[Work to complete] In the entries that follow, how many lines contain "text"? Please reply with only the number.

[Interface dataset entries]
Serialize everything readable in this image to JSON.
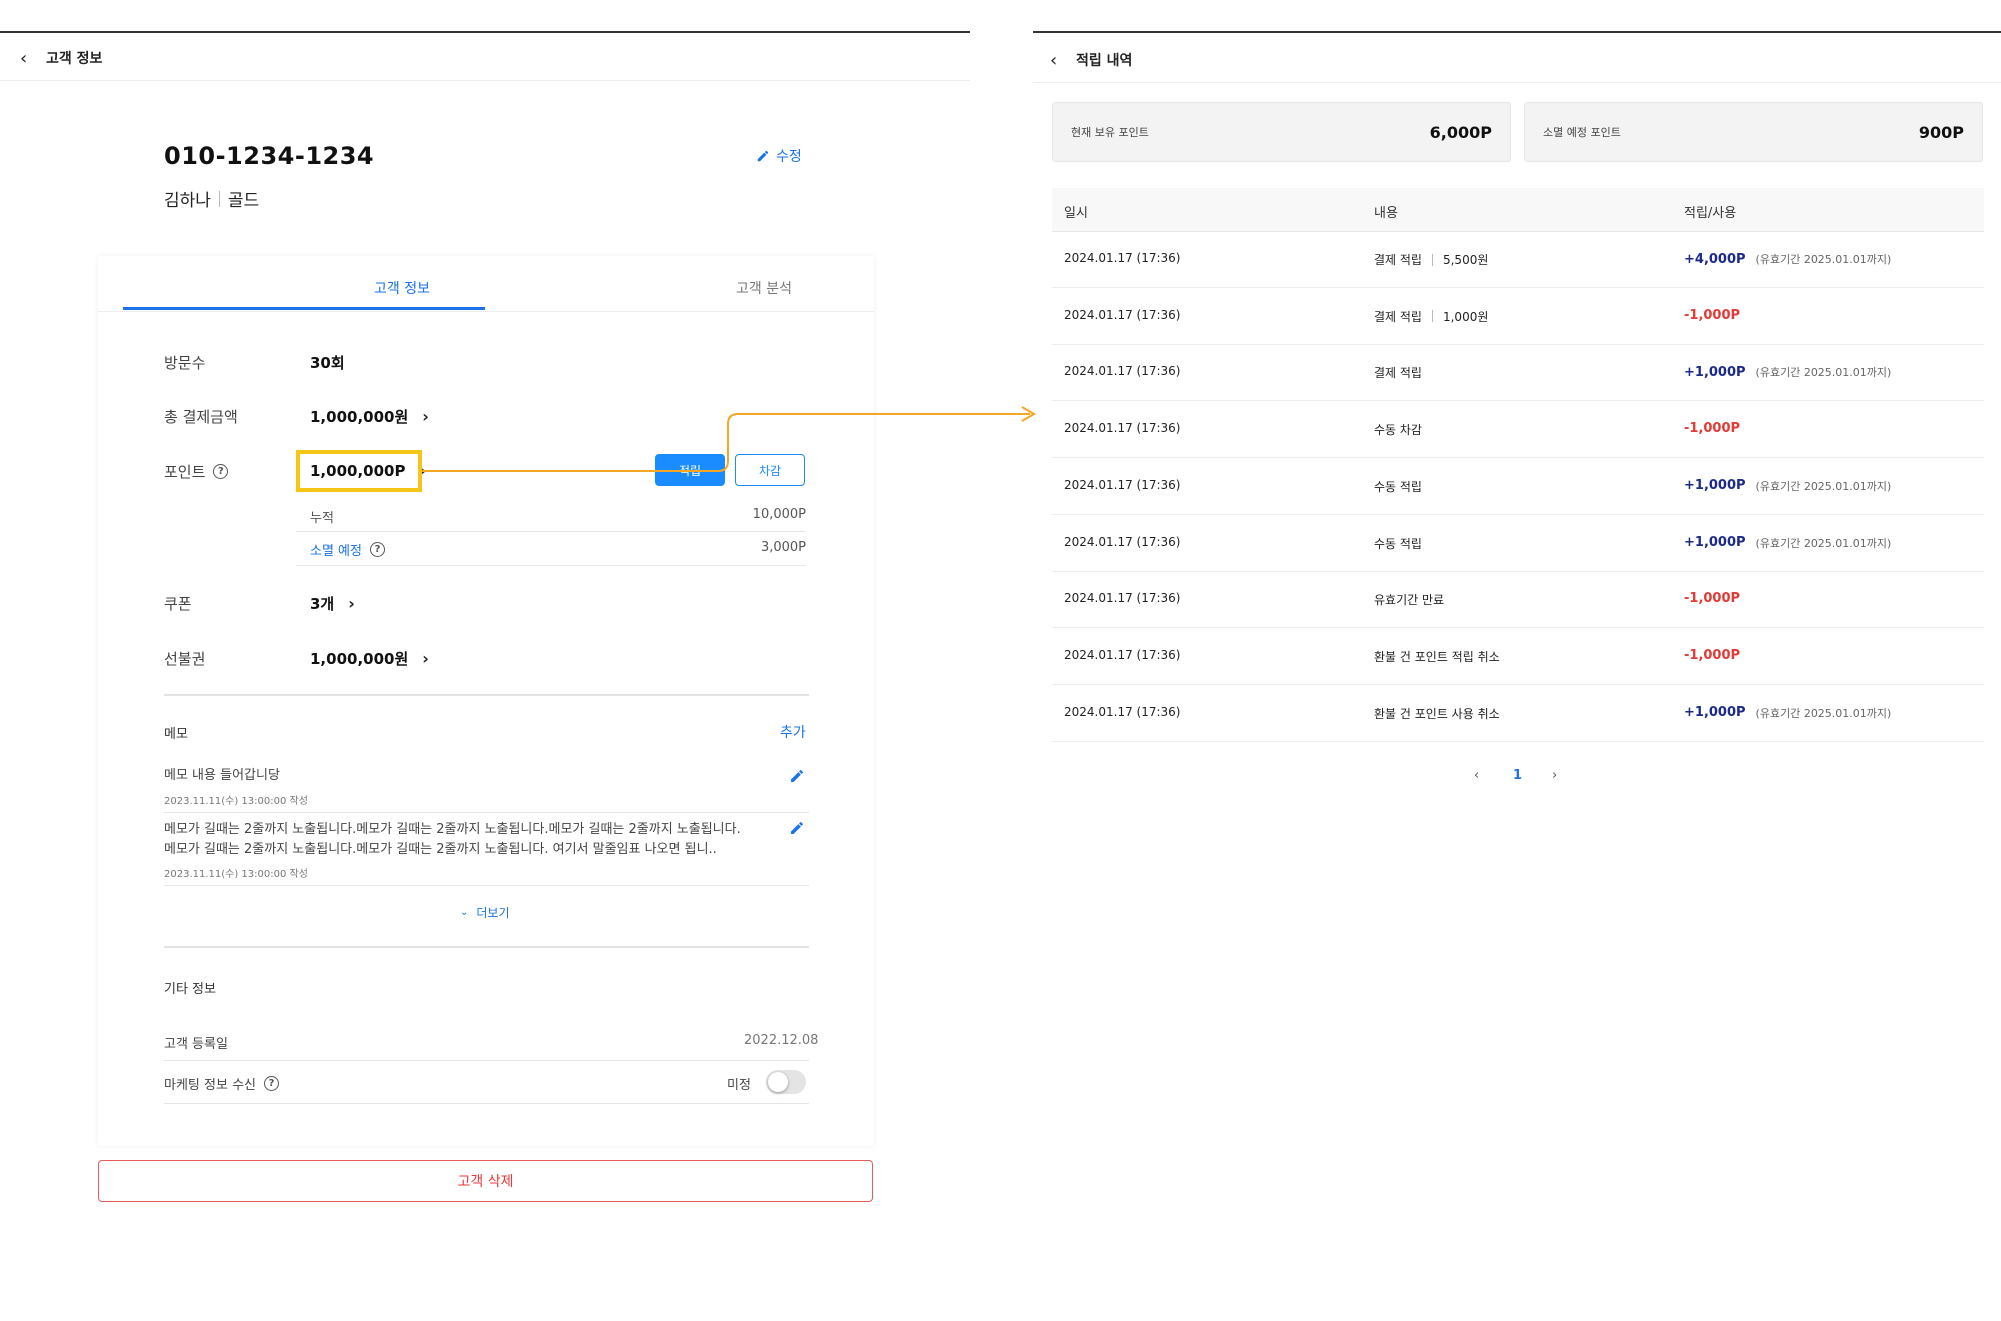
{
  "left": {
    "header": {
      "title": "고객 정보"
    },
    "customer": {
      "phone": "010-1234-1234",
      "name": "김하나",
      "grade": "골드",
      "edit_label": "수정"
    },
    "tabs": [
      {
        "label": "고객 정보"
      },
      {
        "label": "고객 분석"
      }
    ],
    "rows": {
      "visits": {
        "label": "방문수",
        "value": "30회"
      },
      "total_pay": {
        "label": "총 결제금액",
        "value": "1,000,000원"
      },
      "points": {
        "label": "포인트",
        "value": "1,000,000P"
      },
      "coupon": {
        "label": "쿠폰",
        "value": "3개"
      },
      "prepaid": {
        "label": "선불권",
        "value": "1,000,000원"
      }
    },
    "point_buttons": {
      "earn": "적립",
      "deduct": "차감"
    },
    "point_sub": {
      "accum": {
        "label": "누적",
        "value": "10,000P"
      },
      "expire": {
        "label": "소멸 예정",
        "value": "3,000P"
      }
    },
    "memo": {
      "title": "메모",
      "add_label": "추가",
      "items": [
        {
          "text": "메모 내용 들어갑니당",
          "date": "2023.11.11(수) 13:00:00 작성"
        },
        {
          "text": "메모가 길때는 2줄까지 노출됩니다.메모가 길때는 2줄까지 노출됩니다.메모가 길때는 2줄까지 노출됩니다.메모가 길때는 2줄까지 노출됩니다.메모가 길때는 2줄까지 노출됩니다. 여기서 말줄임표 나오면 됩니..",
          "date": "2023.11.11(수) 13:00:00 작성"
        }
      ],
      "more_label": "더보기"
    },
    "etc": {
      "title": "기타 정보",
      "register": {
        "label": "고객 등록일",
        "value": "2022.12.08"
      },
      "marketing": {
        "label": "마케팅 정보 수신",
        "value": "미정",
        "toggle_on": false
      }
    },
    "delete_label": "고객 삭제"
  },
  "right": {
    "header": {
      "title": "적립 내역"
    },
    "summary": [
      {
        "label": "현재 보유 포인트",
        "value": "6,000P"
      },
      {
        "label": "소멸 예정 포인트",
        "value": "900P"
      }
    ],
    "columns": [
      "일시",
      "내용",
      "적립/사용"
    ],
    "rows": [
      {
        "date": "2024.01.17 (17:36)",
        "content": "결제 적립",
        "extra": "5,500원",
        "amount": "+4,000P",
        "sign": "plus",
        "expiry": "(유효기간 2025.01.01까지)"
      },
      {
        "date": "2024.01.17 (17:36)",
        "content": "결제 적립",
        "extra": "1,000원",
        "amount": "-1,000P",
        "sign": "minus",
        "expiry": ""
      },
      {
        "date": "2024.01.17 (17:36)",
        "content": "결제 적립",
        "extra": "",
        "amount": "+1,000P",
        "sign": "plus",
        "expiry": "(유효기간 2025.01.01까지)"
      },
      {
        "date": "2024.01.17 (17:36)",
        "content": "수동 차감",
        "extra": "",
        "amount": "-1,000P",
        "sign": "minus",
        "expiry": ""
      },
      {
        "date": "2024.01.17 (17:36)",
        "content": "수동 적립",
        "extra": "",
        "amount": "+1,000P",
        "sign": "plus",
        "expiry": "(유효기간 2025.01.01까지)"
      },
      {
        "date": "2024.01.17 (17:36)",
        "content": "수동 적립",
        "extra": "",
        "amount": "+1,000P",
        "sign": "plus",
        "expiry": "(유효기간 2025.01.01까지)"
      },
      {
        "date": "2024.01.17 (17:36)",
        "content": "유효기간 만료",
        "extra": "",
        "amount": "-1,000P",
        "sign": "minus",
        "expiry": ""
      },
      {
        "date": "2024.01.17 (17:36)",
        "content": "환불 건 포인트 적립 취소",
        "extra": "",
        "amount": "-1,000P",
        "sign": "minus",
        "expiry": ""
      },
      {
        "date": "2024.01.17 (17:36)",
        "content": "환불 건 포인트 사용 취소",
        "extra": "",
        "amount": "+1,000P",
        "sign": "plus",
        "expiry": "(유효기간 2025.01.01까지)"
      }
    ],
    "pagination": {
      "current": "1"
    }
  },
  "colors": {
    "accent": "#1a73e8",
    "highlight": "#f5c518",
    "arrow": "#f5a623",
    "minus": "#e53935",
    "plus": "#1b2a8a",
    "danger": "#e83a3a"
  },
  "icons": {
    "back": "chevron-left-icon",
    "edit": "pencil-icon",
    "help": "question-circle-icon",
    "next": "chevron-right-icon",
    "more": "chevron-down-icon"
  }
}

[Solved problem] 2